#### [INSTRUCTIONS FOR THE TASK]
The answer must consist of every line from the entries below that contains the word "File".

── SUPPLIED DATA ──

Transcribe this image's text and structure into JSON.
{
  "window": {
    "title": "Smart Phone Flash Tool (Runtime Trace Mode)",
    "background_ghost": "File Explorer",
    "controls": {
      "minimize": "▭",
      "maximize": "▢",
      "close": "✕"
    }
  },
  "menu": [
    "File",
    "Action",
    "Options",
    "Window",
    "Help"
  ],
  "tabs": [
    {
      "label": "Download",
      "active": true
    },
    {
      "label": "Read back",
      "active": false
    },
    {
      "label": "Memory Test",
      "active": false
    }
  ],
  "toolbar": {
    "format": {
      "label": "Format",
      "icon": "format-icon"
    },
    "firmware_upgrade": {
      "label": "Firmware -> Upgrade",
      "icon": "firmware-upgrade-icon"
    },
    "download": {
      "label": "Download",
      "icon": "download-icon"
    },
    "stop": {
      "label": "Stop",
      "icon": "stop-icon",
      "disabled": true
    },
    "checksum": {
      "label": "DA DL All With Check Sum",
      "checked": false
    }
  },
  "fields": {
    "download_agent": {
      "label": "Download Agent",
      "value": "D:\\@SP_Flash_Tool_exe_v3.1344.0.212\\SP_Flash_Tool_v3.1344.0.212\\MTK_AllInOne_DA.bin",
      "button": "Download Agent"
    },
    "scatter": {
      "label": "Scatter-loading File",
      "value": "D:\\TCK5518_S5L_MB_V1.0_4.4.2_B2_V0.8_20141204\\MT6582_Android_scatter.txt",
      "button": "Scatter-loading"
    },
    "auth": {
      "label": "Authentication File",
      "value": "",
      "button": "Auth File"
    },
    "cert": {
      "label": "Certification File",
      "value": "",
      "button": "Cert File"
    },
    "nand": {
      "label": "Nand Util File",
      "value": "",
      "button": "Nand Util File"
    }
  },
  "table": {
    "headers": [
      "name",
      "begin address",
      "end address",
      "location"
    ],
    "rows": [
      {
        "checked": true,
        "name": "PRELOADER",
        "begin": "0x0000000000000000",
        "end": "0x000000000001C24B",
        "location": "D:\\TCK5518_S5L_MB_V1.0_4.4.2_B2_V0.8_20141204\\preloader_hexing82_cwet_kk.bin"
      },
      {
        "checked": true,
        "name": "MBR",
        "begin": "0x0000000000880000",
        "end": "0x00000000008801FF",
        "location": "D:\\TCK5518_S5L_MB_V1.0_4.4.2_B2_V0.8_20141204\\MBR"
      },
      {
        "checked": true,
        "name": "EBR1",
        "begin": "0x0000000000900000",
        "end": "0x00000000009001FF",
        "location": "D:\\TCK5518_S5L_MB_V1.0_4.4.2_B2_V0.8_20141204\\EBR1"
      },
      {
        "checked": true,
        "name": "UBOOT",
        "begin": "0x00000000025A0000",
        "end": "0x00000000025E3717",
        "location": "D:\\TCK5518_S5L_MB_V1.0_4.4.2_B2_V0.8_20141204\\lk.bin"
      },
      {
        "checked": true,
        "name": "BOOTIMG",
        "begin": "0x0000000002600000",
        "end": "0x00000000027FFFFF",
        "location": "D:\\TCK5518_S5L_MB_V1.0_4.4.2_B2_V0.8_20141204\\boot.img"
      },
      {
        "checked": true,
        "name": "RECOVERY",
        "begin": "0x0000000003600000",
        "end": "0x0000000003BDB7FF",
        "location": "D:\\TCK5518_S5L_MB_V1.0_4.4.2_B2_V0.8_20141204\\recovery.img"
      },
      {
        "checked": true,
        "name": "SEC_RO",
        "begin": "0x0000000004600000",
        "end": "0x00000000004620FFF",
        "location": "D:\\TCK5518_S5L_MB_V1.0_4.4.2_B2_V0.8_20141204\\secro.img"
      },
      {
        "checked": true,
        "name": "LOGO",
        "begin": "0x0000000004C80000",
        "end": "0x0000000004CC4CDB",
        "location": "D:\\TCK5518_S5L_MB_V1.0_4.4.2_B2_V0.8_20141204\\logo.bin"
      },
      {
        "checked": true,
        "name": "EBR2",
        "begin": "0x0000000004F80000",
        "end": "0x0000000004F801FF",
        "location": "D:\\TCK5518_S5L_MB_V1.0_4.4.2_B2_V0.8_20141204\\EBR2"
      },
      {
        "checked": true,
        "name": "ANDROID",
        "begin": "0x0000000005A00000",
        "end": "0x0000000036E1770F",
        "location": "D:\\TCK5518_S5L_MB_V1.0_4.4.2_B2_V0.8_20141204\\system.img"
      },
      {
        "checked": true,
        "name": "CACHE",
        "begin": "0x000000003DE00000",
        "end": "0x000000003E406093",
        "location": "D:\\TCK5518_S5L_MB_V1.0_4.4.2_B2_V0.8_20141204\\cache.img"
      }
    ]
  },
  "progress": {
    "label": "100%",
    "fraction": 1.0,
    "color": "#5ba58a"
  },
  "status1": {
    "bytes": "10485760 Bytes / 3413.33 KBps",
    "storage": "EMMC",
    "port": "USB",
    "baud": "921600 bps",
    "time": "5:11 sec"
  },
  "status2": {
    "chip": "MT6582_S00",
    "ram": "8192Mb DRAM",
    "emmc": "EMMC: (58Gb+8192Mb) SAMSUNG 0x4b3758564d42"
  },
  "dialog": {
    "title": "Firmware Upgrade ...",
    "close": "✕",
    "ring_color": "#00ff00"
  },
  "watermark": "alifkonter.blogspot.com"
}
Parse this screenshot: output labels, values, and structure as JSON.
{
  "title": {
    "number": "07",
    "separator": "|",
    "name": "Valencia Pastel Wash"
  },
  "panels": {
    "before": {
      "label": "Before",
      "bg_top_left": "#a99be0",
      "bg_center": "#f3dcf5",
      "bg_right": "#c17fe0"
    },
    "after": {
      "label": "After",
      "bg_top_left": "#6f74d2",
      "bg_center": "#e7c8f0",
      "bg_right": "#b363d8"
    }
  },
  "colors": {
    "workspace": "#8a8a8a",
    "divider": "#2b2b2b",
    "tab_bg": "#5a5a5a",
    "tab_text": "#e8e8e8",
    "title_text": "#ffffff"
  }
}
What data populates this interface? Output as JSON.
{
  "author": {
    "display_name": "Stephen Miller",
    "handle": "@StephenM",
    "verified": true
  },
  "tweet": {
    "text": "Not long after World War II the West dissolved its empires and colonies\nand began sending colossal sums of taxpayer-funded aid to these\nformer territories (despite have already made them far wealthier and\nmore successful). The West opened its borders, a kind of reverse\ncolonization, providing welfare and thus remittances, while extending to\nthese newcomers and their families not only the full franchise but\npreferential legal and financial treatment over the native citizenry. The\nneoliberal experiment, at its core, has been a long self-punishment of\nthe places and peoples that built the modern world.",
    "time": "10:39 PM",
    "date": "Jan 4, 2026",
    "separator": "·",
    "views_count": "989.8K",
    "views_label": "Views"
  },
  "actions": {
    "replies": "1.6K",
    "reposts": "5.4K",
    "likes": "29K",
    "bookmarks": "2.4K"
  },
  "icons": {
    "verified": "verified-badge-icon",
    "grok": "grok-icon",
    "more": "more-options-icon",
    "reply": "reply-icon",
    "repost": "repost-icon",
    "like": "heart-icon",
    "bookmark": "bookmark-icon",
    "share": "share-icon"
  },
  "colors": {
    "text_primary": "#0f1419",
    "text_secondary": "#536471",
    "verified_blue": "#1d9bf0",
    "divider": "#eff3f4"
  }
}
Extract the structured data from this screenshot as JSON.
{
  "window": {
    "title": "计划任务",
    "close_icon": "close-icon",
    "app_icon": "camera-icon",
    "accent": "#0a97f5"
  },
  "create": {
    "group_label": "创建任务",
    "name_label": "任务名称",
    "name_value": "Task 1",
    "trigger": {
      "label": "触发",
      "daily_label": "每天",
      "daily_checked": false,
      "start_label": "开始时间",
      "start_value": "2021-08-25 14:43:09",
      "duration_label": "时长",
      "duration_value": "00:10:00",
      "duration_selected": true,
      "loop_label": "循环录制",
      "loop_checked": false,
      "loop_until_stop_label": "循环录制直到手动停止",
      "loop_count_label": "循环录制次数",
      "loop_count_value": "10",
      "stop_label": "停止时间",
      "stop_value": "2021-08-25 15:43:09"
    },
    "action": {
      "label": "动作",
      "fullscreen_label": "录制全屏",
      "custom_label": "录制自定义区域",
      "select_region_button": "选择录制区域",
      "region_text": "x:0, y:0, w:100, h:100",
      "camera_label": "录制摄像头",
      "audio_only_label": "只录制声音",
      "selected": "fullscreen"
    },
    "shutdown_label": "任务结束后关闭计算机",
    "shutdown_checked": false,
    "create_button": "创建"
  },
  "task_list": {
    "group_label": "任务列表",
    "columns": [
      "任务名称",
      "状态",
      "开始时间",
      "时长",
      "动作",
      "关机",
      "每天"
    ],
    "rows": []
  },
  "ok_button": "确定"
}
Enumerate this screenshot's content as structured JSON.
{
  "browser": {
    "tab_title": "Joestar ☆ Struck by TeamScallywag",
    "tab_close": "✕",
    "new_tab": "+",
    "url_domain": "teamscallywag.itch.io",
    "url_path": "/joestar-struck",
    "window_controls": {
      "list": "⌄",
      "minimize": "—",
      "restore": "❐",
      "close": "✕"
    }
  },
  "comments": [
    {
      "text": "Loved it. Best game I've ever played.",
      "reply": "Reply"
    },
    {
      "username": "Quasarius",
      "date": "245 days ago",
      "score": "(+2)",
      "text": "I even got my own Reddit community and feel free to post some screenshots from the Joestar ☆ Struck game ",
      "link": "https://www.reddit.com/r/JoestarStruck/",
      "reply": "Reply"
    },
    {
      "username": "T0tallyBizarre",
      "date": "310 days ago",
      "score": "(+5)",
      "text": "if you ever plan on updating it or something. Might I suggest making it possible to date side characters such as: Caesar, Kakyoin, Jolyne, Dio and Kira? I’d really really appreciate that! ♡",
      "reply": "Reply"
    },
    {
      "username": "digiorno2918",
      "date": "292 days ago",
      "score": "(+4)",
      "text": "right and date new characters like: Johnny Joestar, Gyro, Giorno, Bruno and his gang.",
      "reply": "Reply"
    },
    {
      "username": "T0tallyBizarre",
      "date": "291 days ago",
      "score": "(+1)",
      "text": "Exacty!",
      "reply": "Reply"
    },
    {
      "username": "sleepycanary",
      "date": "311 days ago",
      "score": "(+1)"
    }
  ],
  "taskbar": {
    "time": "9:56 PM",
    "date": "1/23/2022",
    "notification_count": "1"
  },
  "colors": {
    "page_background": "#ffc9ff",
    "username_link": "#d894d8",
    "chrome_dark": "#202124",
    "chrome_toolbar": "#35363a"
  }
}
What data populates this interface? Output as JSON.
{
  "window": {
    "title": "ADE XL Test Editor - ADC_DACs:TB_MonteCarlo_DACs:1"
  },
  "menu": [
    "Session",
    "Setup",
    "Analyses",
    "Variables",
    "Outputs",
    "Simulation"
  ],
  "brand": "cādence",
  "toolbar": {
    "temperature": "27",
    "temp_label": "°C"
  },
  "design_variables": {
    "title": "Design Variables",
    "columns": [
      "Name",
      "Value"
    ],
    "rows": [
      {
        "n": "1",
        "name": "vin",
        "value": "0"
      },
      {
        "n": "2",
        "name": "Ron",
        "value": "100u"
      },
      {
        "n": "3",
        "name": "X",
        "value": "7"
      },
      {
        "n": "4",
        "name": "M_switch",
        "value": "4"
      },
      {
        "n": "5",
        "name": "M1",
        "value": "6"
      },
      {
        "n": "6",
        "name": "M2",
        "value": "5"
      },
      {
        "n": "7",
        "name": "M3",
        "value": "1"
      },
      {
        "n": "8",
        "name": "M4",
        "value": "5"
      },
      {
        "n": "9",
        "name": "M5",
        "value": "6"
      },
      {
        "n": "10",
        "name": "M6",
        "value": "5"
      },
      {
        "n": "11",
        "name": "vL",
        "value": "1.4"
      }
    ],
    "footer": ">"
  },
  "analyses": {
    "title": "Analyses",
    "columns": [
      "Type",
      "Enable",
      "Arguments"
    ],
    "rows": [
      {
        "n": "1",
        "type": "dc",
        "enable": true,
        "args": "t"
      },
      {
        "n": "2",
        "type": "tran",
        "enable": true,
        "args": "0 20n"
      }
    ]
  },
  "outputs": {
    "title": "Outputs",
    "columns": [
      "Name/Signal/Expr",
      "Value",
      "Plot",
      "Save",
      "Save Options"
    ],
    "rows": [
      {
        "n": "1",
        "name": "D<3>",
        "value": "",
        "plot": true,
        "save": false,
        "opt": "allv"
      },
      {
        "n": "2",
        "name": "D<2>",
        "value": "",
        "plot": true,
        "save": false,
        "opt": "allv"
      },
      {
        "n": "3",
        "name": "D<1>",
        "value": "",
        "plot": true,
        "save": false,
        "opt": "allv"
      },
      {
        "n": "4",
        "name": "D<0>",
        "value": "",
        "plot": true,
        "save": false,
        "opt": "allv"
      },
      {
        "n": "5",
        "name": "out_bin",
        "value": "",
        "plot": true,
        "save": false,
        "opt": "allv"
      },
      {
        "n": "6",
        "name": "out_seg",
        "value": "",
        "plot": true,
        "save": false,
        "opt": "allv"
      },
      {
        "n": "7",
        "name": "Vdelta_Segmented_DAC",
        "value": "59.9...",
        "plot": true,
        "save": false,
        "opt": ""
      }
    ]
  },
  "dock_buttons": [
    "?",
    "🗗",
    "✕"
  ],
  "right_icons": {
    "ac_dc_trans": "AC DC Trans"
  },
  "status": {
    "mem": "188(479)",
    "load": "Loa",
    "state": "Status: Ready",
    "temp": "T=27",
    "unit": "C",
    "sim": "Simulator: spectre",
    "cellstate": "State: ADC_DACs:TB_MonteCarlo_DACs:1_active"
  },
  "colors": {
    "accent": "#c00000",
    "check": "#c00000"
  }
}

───

#### [ANSWER TO THIS TASK]
    "background_ghost": "File Explorer",
    "File",
      "label": "Scatter-loading File",
      "label": "Authentication File",
      "button": "Auth File"
      "label": "Certification File",
      "button": "Cert File"
      "label": "Nand Util File",
      "button": "Nand Util File"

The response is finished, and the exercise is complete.